Elder Financial Exploitation, Asset Transfer Disputes, and Probate Litigation
Unfortunately, elder financial exploitation has become a growth area in the law. As our population ages, the elderly have become targets for financial abuse and exploitation. The victims are the elderly and their family—the natural and rightful beneficiaries. Some cases involve hundreds of thousands, or even millions, of dollars.
Diminished mental capacity is the most common reason that the elderly become victims. The law requires that all persons over the age of 18 must have the mental ability to understand the nature and effect of the business transactions that they conduct. They must also understand the “natural bounty” of gifts or transfers of their assets. Put differently, does the person understand what they are doing in matters involving their finances?
The law also separately recognizes actions against those who exert “undue influence” over the aged. Put another way, did the transaction, transfer, or gift occur because someone had an unusual ability (usually because of their proximity to the aged person) to influence the transaction in a way that the aged person would not have otherwise directed?
There are many ways in which people take advantage of those with diminished mental capacity. Often it is the elderly person’s own child or grandchildren who commit these wrongful acts. But, it may also involve other persons such as caretakers, nurses, attorneys, pastors, or even newly-acquired girlfriends or boyfriends.
Abuse of Power of Attorney
The aged often will grant a loved one, or another trusted person, the power to conduct legal and financial affairs on their behalf using a “power of attorney” document. Once signed, this makes the “attorney in fact” an agent of the other. This person, the agent, owes a fiduciary duty to take action only for the benefit of the person who appointed him. But sometimes the agent does not. If the “attorney in fact” engages in self-dealing, using the “power of attorney” document to benefit himself (or herself), this is wrong, and the law provides remedies.
Embezzlement and Outright Theft
Sometimes a family member (or even merely a “friend”) will move in and take over the finances of a vulnerable, elderly person. They take over the checking accounts and credit cards, using the funds for themselves. Sometimes they will become a “joint” owner of bank accounts, gaining the ability to spend from that account. Again, the law can provide a remedy.
Change of Beneficiary Transactions
A common tactic among those who exploit the elderly is to convince that person to change their will or “transfer on death” beneficiary designations in financial accounts or life insurance policies. This can cheat rightful heirs from the benefits that their parents or grandparents intended. Again, a person must understand the nature and effect of these transactions.
If you have an elderly loved one, be on the lookout for the following:
- Sudden changes in estate plans or wills.
- Asset transfers.
- Changes in an insurance policy or financial account beneficiaries.
- Being prohibited from visiting your loved one.
- Unusual spending patterns.
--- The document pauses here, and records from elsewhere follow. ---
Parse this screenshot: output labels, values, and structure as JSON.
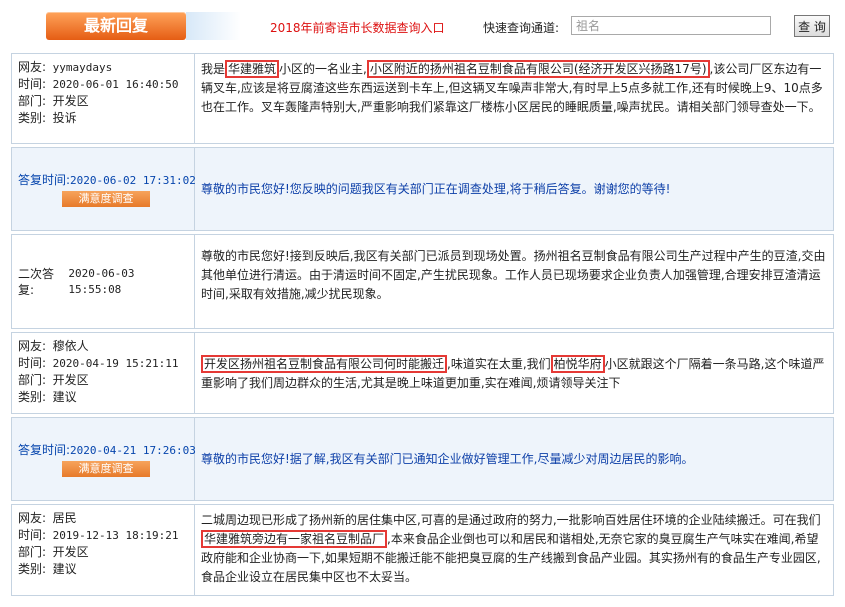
{
  "header": {
    "tab_label": "最新回复",
    "title_link": "2018年前寄语市长数据查询入口",
    "quick_search_label": "快速查询通道:",
    "search_placeholder": "祖名",
    "search_button": "查 询"
  },
  "labels": {
    "user": "网友:",
    "time": "时间:",
    "dept": "部门:",
    "type": "类别:",
    "reply_time": "答复时间:",
    "second_reply": "二次答复:",
    "survey": "满意度调查"
  },
  "posts": [
    {
      "user": "yymaydays",
      "time": "2020-06-01 16:40:50",
      "dept": "开发区",
      "type": "投诉",
      "content": {
        "p1": "我是",
        "h1": "华建雅筑",
        "p2": "小区的一名业主,",
        "h2": "小区附近的扬州祖名豆制食品有限公司(经济开发区兴扬路17号)",
        "p3": ",该公司厂区东边有一辆叉车,应该是将豆腐渣这些东西运送到卡车上,但这辆叉车噪声非常大,有时早上5点多就工作,还有时候晚上9、10点多也在工作。叉车轰隆声特别大,严重影响我们紧靠这厂楼栋小区居民的睡眠质量,噪声扰民。请相关部门领导查处一下。"
      },
      "reply_time": "2020-06-02 17:31:02",
      "reply_content": "尊敬的市民您好!您反映的问题我区有关部门正在调查处理,将于稍后答复。谢谢您的等待!",
      "second_reply_time": "2020-06-03 15:55:08",
      "second_reply_content": "尊敬的市民您好!接到反映后,我区有关部门已派员到现场处置。扬州祖名豆制食品有限公司生产过程中产生的豆渣,交由其他单位进行清运。由于清运时间不固定,产生扰民现象。工作人员已现场要求企业负责人加强管理,合理安排豆渣清运时间,采取有效措施,减少扰民现象。"
    },
    {
      "user": "穆依人",
      "time": "2020-04-19 15:21:11",
      "dept": "开发区",
      "type": "建议",
      "content": {
        "h1": "开发区扬州祖名豆制食品有限公司何时能搬迁",
        "p1": ",味道实在太重,我们",
        "h2": "柏悦华府",
        "p2": "小区就跟这个厂隔着一条马路,这个味道严重影响了我们周边群众的生活,尤其是晚上味道更加重,实在难闻,烦请领导关注下"
      },
      "reply_time": "2020-04-21 17:26:03",
      "reply_content": "尊敬的市民您好!据了解,我区有关部门已通知企业做好管理工作,尽量减少对周边居民的影响。"
    },
    {
      "user": "居民",
      "time": "2019-12-13 18:19:21",
      "dept": "开发区",
      "type": "建议",
      "content": {
        "p1": "二城周边现已形成了扬州新的居住集中区,可喜的是通过政府的努力,一批影响百姓居住环境的企业陆续搬迁。可在我们",
        "h1": "华建雅筑旁边有一家祖名豆制品厂",
        "p2": ",本来食品企业倒也可以和居民和谐相处,无奈它家的臭豆腐生产气味实在难闻,希望政府能和企业协商一下,如果短期不能搬迁能不能把臭豆腐的生产线搬到食品产业园。其实扬州有的食品生产专业园区,食品企业设立在居民集中区也不太妥当。"
      }
    }
  ],
  "colors": {
    "accent_orange": "#e55d14",
    "reply_blue": "#0d3fa8",
    "highlight_red": "#e53935",
    "link_red": "#dd1111"
  }
}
- Incidents of theft of personal belongings.
- Behavioral changes such as fear or nervousness.
- New boyfriends or girlfriends, particularly those who are much younger.
We handle the following types of cases:
- Embezzled or missing assets.
- Disputes over ownership of assets.
- Validity of account and asset transfers.
- Will and trust contests.
- Disputes over powers of attorneys and wills.
We are committed to preventing elder exploitation and committed to recovering assets for those victimized by exploitation. Please call us at 740-374-5346 or fill out a contact form and we will be in touch.